“The expansion of youth development programs is an opportunity to create new sustainable and innovative programming and experiences for the American public that could not otherwise have been accomplished.” -Engaging the Next Generation FY 2015-2017 Long Term Plan, National Park Service.

The group of Millenials became known as the Centennial Volunteer Ambassadors. Tasked with a tall order of building relevancy, diversity, and volunteer numbers, 70 Ambassadors set to work at 63 national park units in 33 different states. We received national recognition for hosting Martin Luther King Day of Service events, designing new educational programming for underserved youth, and recruiting park visitors and volunteers at urban farmer’s markets and state tourism conventions. However, many of the changes brought by Ambassadors seem small, but items like developing capacity in the VIP program or engaging a new partner are sometimes the most important. Each Ambassador had a very different year, shaped by the needs of the park, the community, and volunteers, but there’s no doubt that each of us will leave a legacy.

Kelly McCann teaching visitors how to collect native grass seeds in the park, which would be grown in a national park nursery at a local school.

Centennial Volunteer Ambassadors were hired with the intention of creating lasting change in the community, but my year of service will have a lasting impression on me. I’m proud of the programs that will continue at the park after I have left, giving hundreds of students the opportunity to grow native plants, get their hands dirty during the long winter, and get involved in citizen science.
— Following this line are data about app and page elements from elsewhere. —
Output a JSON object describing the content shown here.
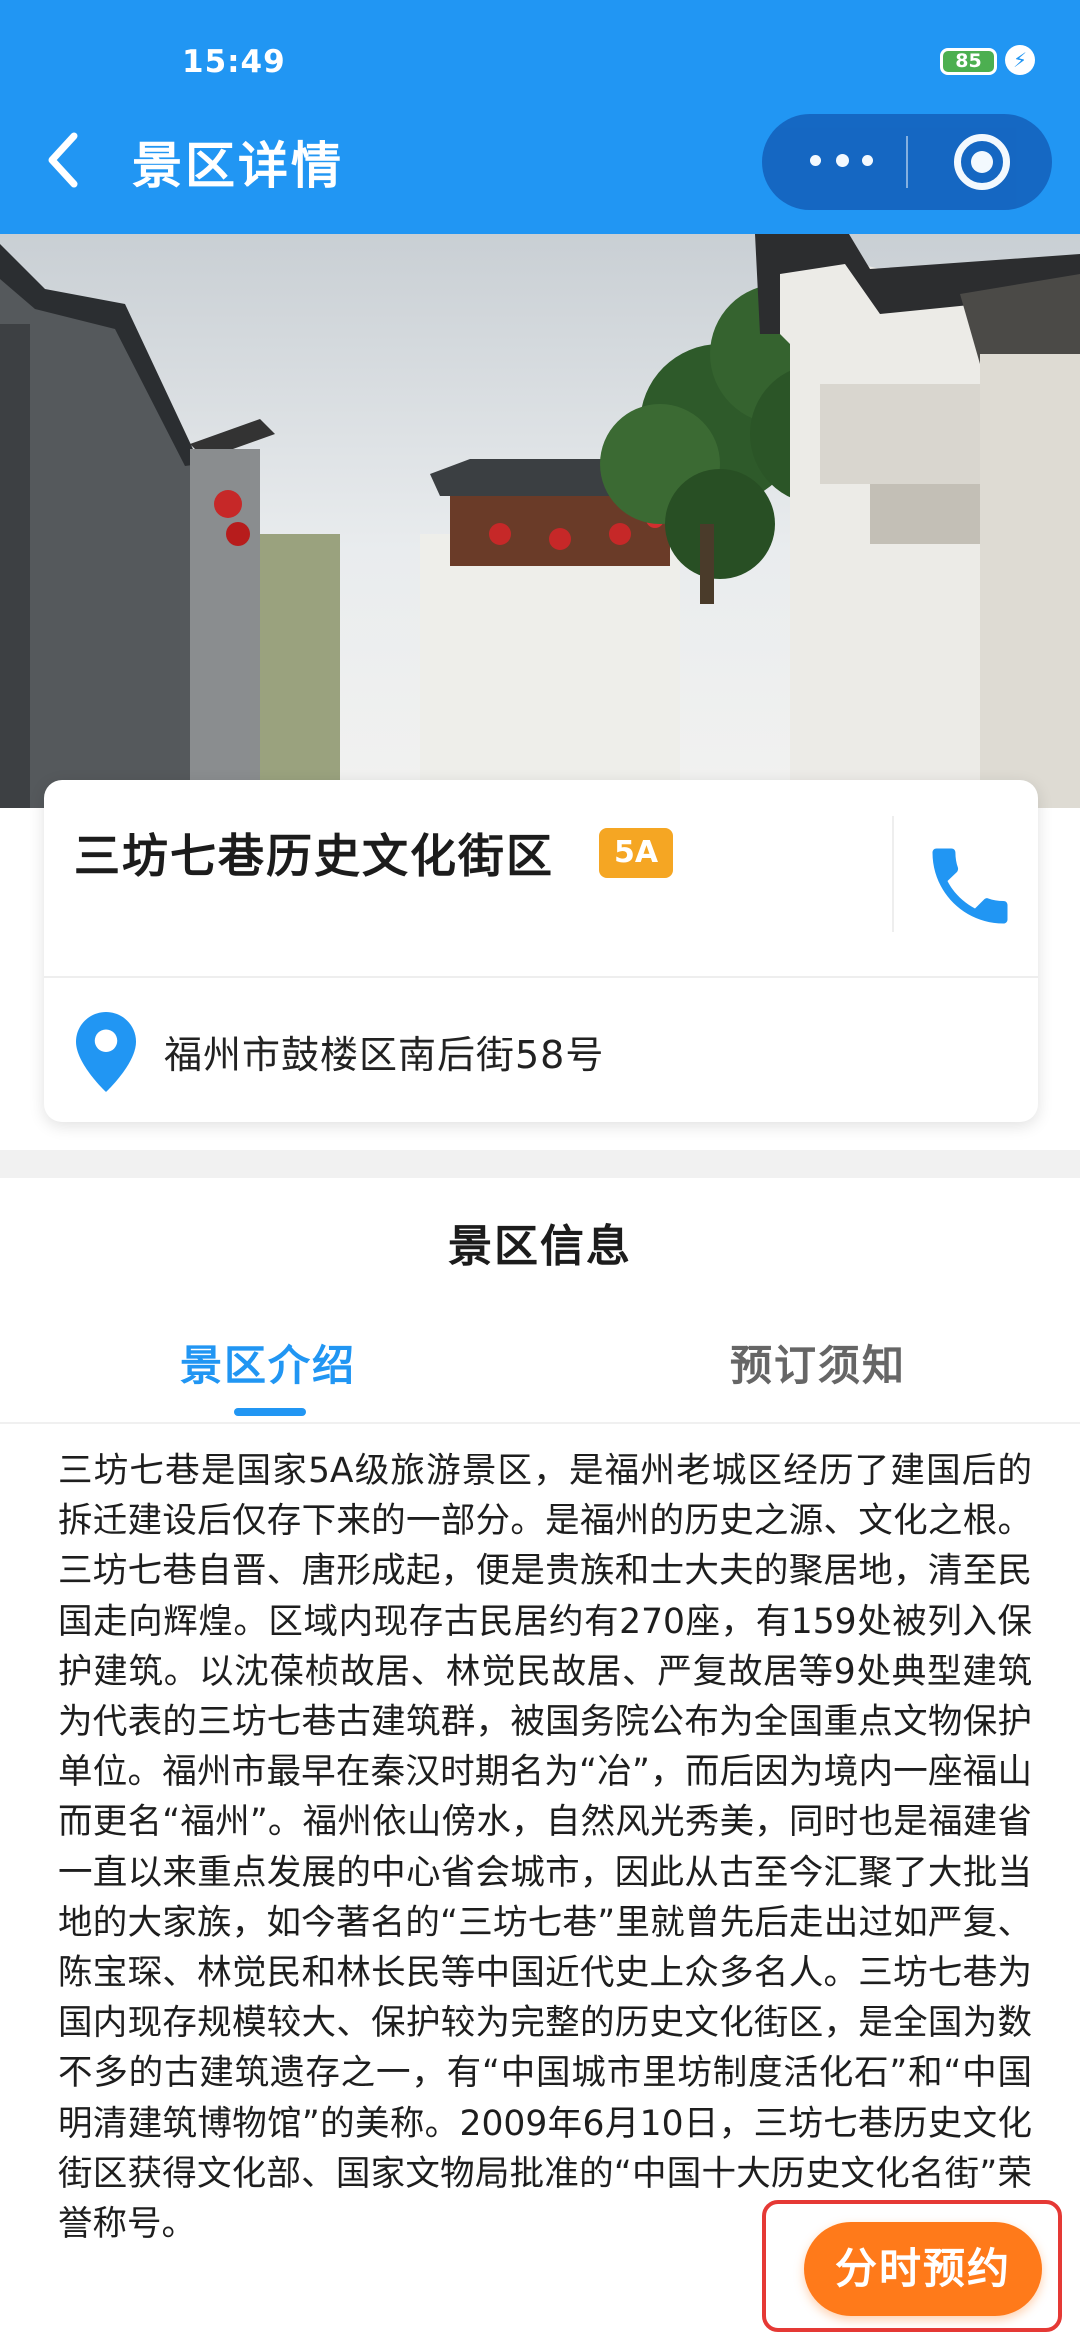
{
  "status_bar": {
    "time": "15:49",
    "battery": "85"
  },
  "header": {
    "title": "景区详情"
  },
  "spot": {
    "name": "三坊七巷历史文化街区",
    "level": "5A",
    "address": "福州市鼓楼区南后街58号"
  },
  "info_section": {
    "title": "景区信息",
    "tabs": [
      {
        "label": "景区介绍",
        "active": true
      },
      {
        "label": "预订须知",
        "active": false
      }
    ],
    "intro": "三坊七巷是国家5A级旅游景区，是福州老城区经历了建国后的拆迁建设后仅存下来的一部分。是福州的历史之源、文化之根。三坊七巷自晋、唐形成起，便是贵族和士大夫的聚居地，清至民国走向辉煌。区域内现存古民居约有270座，有159处被列入保护建筑。以沈葆桢故居、林觉民故居、严复故居等9处典型建筑为代表的三坊七巷古建筑群，被国务院公布为全国重点文物保护单位。福州市最早在秦汉时期名为“冶”，而后因为境内一座福山而更名“福州”。福州依山傍水，自然风光秀美，同时也是福建省一直以来重点发展的中心省会城市，因此从古至今汇聚了大批当地的大家族，如今著名的“三坊七巷”里就曾先后走出过如严复、陈宝琛、林觉民和林长民等中国近代史上众多名人。三坊七巷为国内现存规模较大、保护较为完整的历史文化街区，是全国为数不多的古建筑遗存之一，有“中国城市里坊制度活化石”和“中国明清建筑博物馆”的美称。2009年6月10日，三坊七巷历史文化街区获得文化部、国家文物局批准的“中国十大历史文化名街”荣誉称号。"
  },
  "booking": {
    "button_label": "分时预约"
  },
  "colors": {
    "primary": "#2196f3",
    "badge": "#f5a623",
    "booking": "#ff7a1a",
    "highlight": "#e53935"
  },
  "icons": {
    "back": "back-arrow-icon",
    "more": "more-dots-icon",
    "close": "capsule-close-icon",
    "phone": "phone-icon",
    "location": "location-pin-icon",
    "bolt": "charging-bolt-icon"
  }
}
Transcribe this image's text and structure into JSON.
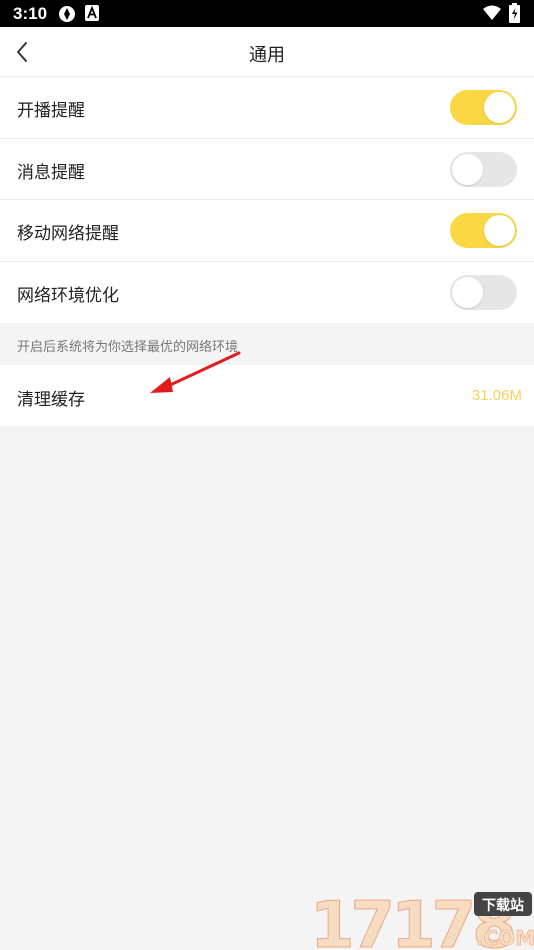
{
  "status_bar": {
    "time": "3:10"
  },
  "header": {
    "title": "通用"
  },
  "settings": [
    {
      "label": "开播提醒",
      "on": true
    },
    {
      "label": "消息提醒",
      "on": false
    },
    {
      "label": "移动网络提醒",
      "on": true
    },
    {
      "label": "网络环境优化",
      "on": false
    }
  ],
  "hint": "开启后系统将为你选择最优的网络环境",
  "cache": {
    "label": "清理缓存",
    "size": "31.06M"
  },
  "watermark": {
    "main": "17178",
    "badge": "下载站",
    "sub": ".COM"
  },
  "colors": {
    "accent": "#fcd744",
    "cache_size": "#f6d25a",
    "annotation_arrow": "#e11c1c"
  }
}
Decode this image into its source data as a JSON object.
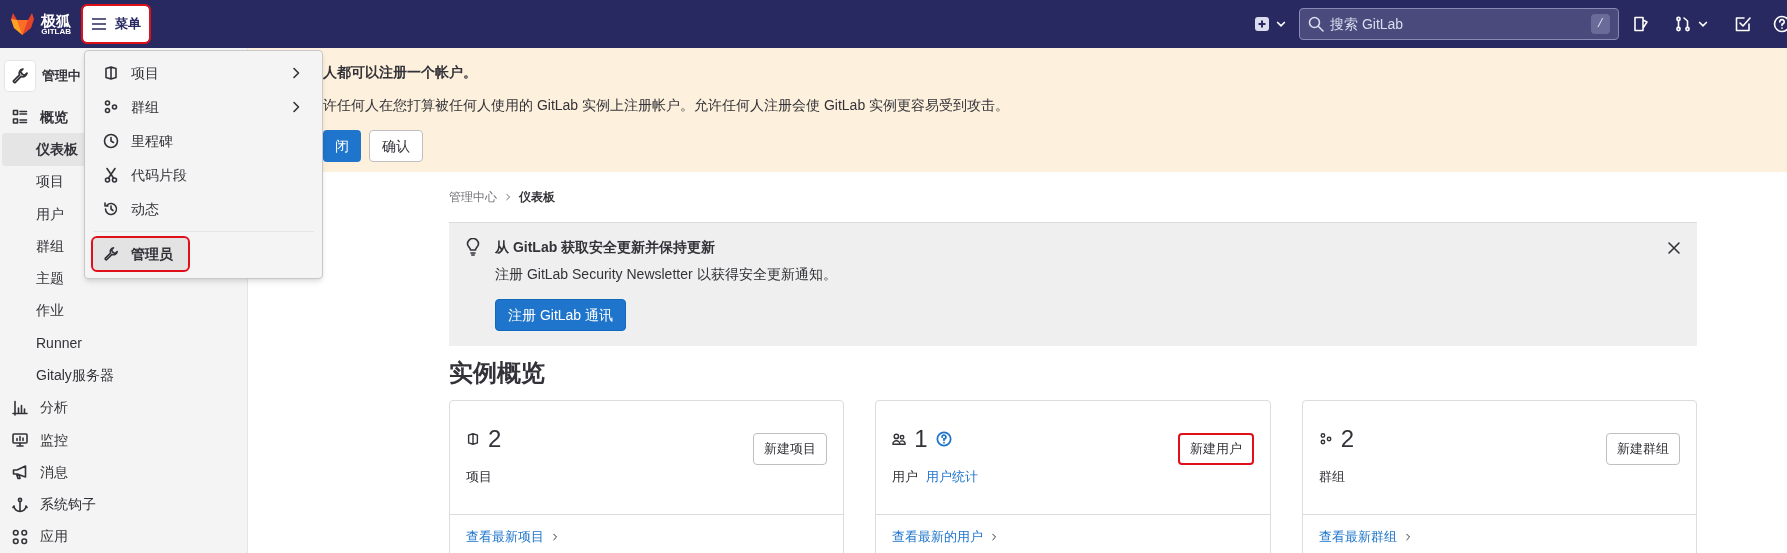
{
  "header": {
    "logo_text": "极狐",
    "logo_subtext": "GITLAB",
    "menu_button": {
      "label": "菜单",
      "highlighted": true
    },
    "search": {
      "placeholder": "搜索 GitLab",
      "shortcut": "/"
    }
  },
  "menu_dropdown": {
    "items": [
      {
        "label": "项目",
        "has_submenu": true,
        "selected": false,
        "highlighted": false
      },
      {
        "label": "群组",
        "has_submenu": true,
        "selected": false,
        "highlighted": false
      },
      {
        "label": "里程碑",
        "has_submenu": false,
        "selected": false,
        "highlighted": false
      },
      {
        "label": "代码片段",
        "has_submenu": false,
        "selected": false,
        "highlighted": false
      },
      {
        "label": "动态",
        "has_submenu": false,
        "selected": false,
        "highlighted": false
      },
      {
        "label": "管理员",
        "has_submenu": false,
        "selected": true,
        "highlighted": true
      }
    ]
  },
  "sidebar": {
    "title": "管理中",
    "items": [
      {
        "label": "概览",
        "selected": false,
        "children": [
          {
            "label": "仪表板",
            "selected": true
          },
          {
            "label": "项目",
            "selected": false
          },
          {
            "label": "用户",
            "selected": false
          },
          {
            "label": "群组",
            "selected": false
          },
          {
            "label": "主题",
            "selected": false
          },
          {
            "label": "作业",
            "selected": false
          },
          {
            "label": "Runner",
            "selected": false
          },
          {
            "label": "Gitaly服务器",
            "selected": false
          }
        ]
      },
      {
        "label": "分析",
        "selected": false
      },
      {
        "label": "监控",
        "selected": false
      },
      {
        "label": "消息",
        "selected": false
      },
      {
        "label": "系统钩子",
        "selected": false
      },
      {
        "label": "应用",
        "selected": false
      }
    ]
  },
  "banner": {
    "title": "人都可以注册一个帐户。",
    "text": "许任何人在您打算被任何人使用的 GitLab 实例上注册帐户。允许任何人注册会使 GitLab 实例更容易受到攻击。",
    "buttons": [
      {
        "label": "闭",
        "kind": "primary"
      },
      {
        "label": "确认",
        "kind": "secondary"
      }
    ]
  },
  "breadcrumb": [
    {
      "label": "管理中心"
    },
    {
      "label": "仪表板"
    }
  ],
  "alert": {
    "title": "从 GitLab 获取安全更新并保持更新",
    "text": "注册 GitLab Security Newsletter 以获得安全更新通知。",
    "button": "注册 GitLab 通讯"
  },
  "section_title": "实例概览",
  "cards": [
    {
      "count": "2",
      "label": "项目",
      "help": false,
      "button": {
        "label": "新建项目",
        "highlighted": false
      },
      "footer_link": "查看最新项目"
    },
    {
      "count": "1",
      "label": "用户",
      "link": "用户统计",
      "help": true,
      "button": {
        "label": "新建用户",
        "highlighted": true
      },
      "footer_link": "查看最新的用户"
    },
    {
      "count": "2",
      "label": "群组",
      "help": false,
      "button": {
        "label": "新建群组",
        "highlighted": false
      },
      "footer_link": "查看最新群组"
    }
  ]
}
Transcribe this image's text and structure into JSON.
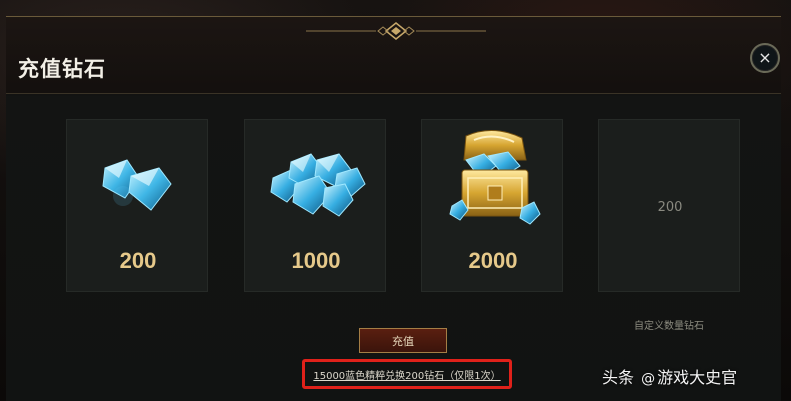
{
  "modal": {
    "title": "充值钻石",
    "close_label": "×"
  },
  "cards": [
    {
      "amount": "200",
      "icon": "diamond-small-icon"
    },
    {
      "amount": "1000",
      "icon": "diamond-pile-icon"
    },
    {
      "amount": "2000",
      "icon": "diamond-chest-icon"
    }
  ],
  "custom_card": {
    "value": "200",
    "label": "自定义数量钻石"
  },
  "actions": {
    "recharge_label": "充值",
    "exchange_link": "15000蓝色精粹兑换200钻石（仅限1次）"
  },
  "watermark": {
    "brand": "头条",
    "at": "@",
    "account": "游戏大史官"
  },
  "colors": {
    "accent_gold": "#e6c98a",
    "highlight_red": "#e0211a"
  }
}
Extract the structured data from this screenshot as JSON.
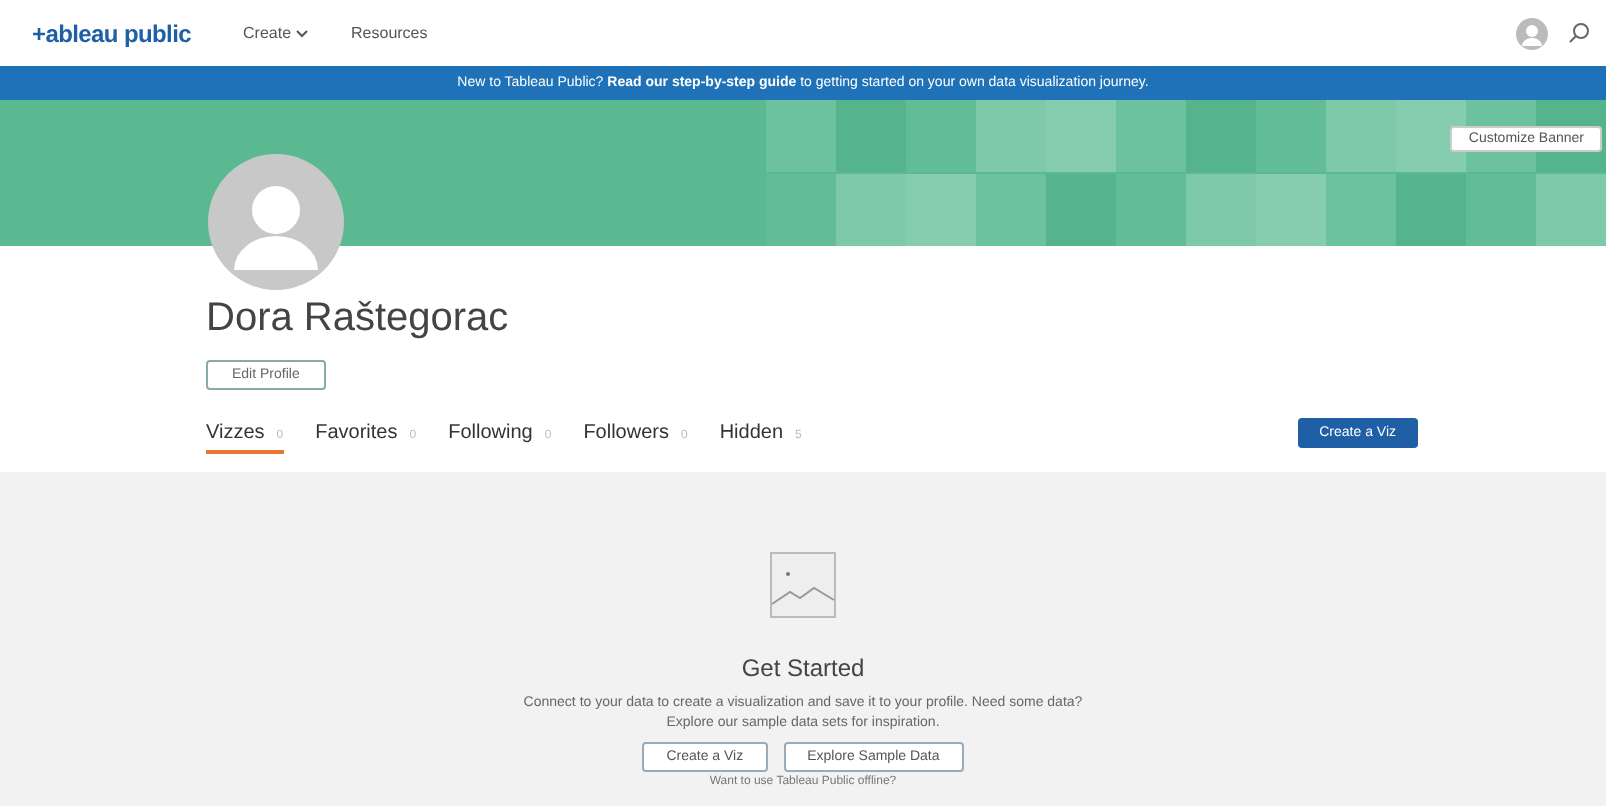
{
  "header": {
    "logo": "+ableau public",
    "nav": [
      {
        "label": "Create",
        "dropdown": true
      },
      {
        "label": "Resources",
        "dropdown": false
      }
    ]
  },
  "announcement": {
    "text": "New to Tableau Public? **Read our step-by-step guide** to getting started on your own data visualization journey."
  },
  "banner": {
    "button": "Customize Banner"
  },
  "profile": {
    "name": "Dora Raštegorac",
    "edit_button": "Edit Profile"
  },
  "tabs": [
    {
      "label": "Vizzes",
      "count": "0",
      "selected": true
    },
    {
      "label": "Favorites",
      "count": "0",
      "selected": false
    },
    {
      "label": "Following",
      "count": "0",
      "selected": false
    },
    {
      "label": "Followers",
      "count": "0",
      "selected": false
    },
    {
      "label": "Hidden",
      "count": "5",
      "selected": false
    }
  ],
  "create_button": "Create a Viz",
  "empty_state": {
    "title": "Get Started",
    "lines": [
      "Connect to your data to create a visualization and save it to your profile. Need some data?",
      "Explore our sample data sets for inspiration."
    ],
    "buttons": [
      "Create a Viz",
      "Explore Sample Data"
    ],
    "footer": "Want to use Tableau Public offline?"
  }
}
My year at Mississippi National River and Recreation Area has prepared me for my next step towards my career goals, but more importantly,  I have become a part of that next generation of park stewards.